(Entries from a dataset of interfaces)
-*-*-

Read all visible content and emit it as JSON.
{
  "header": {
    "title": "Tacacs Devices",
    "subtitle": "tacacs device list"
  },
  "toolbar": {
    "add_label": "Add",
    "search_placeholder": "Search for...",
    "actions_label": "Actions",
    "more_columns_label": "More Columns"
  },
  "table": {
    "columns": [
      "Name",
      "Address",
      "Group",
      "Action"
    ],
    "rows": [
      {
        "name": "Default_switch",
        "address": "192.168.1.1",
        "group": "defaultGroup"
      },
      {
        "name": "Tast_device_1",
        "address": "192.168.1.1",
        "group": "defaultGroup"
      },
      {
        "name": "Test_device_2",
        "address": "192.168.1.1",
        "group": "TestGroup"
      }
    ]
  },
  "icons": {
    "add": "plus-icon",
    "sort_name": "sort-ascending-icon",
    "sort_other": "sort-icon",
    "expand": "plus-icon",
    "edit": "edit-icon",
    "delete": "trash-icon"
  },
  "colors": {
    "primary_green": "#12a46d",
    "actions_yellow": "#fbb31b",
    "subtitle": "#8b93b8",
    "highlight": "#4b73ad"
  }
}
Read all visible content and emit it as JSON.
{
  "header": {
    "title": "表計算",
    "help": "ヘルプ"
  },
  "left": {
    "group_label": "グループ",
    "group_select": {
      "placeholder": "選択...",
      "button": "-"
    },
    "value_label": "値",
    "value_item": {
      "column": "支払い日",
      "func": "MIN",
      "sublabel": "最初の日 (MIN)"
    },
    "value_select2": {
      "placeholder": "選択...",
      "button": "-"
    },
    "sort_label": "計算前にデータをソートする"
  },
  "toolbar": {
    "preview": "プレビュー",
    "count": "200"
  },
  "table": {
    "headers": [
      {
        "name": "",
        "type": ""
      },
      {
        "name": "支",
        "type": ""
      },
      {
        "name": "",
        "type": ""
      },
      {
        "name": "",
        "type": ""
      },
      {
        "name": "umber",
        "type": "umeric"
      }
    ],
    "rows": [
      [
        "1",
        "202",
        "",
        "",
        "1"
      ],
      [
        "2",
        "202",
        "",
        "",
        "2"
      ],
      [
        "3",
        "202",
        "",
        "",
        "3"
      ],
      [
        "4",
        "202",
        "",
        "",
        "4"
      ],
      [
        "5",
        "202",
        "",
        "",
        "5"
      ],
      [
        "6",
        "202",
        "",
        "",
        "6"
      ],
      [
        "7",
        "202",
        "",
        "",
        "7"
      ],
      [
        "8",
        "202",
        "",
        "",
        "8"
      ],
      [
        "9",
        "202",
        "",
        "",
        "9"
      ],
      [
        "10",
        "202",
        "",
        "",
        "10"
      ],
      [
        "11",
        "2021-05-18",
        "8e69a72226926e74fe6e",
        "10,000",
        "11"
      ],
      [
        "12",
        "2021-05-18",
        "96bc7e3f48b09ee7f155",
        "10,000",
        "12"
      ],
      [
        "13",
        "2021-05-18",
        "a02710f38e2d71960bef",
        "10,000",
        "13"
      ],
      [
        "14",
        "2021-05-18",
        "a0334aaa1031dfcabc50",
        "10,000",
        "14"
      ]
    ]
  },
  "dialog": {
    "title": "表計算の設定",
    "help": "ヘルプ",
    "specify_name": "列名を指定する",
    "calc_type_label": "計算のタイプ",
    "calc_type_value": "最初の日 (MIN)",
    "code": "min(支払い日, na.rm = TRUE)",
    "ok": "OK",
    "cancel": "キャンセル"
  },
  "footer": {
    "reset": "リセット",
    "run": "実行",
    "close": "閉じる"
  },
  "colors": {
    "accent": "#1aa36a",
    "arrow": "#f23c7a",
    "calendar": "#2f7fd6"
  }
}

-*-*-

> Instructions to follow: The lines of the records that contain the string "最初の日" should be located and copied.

> Result of this task:
      "sublabel": "最初の日 (MIN)"
    "calc_type_value": "最初の日 (MIN)",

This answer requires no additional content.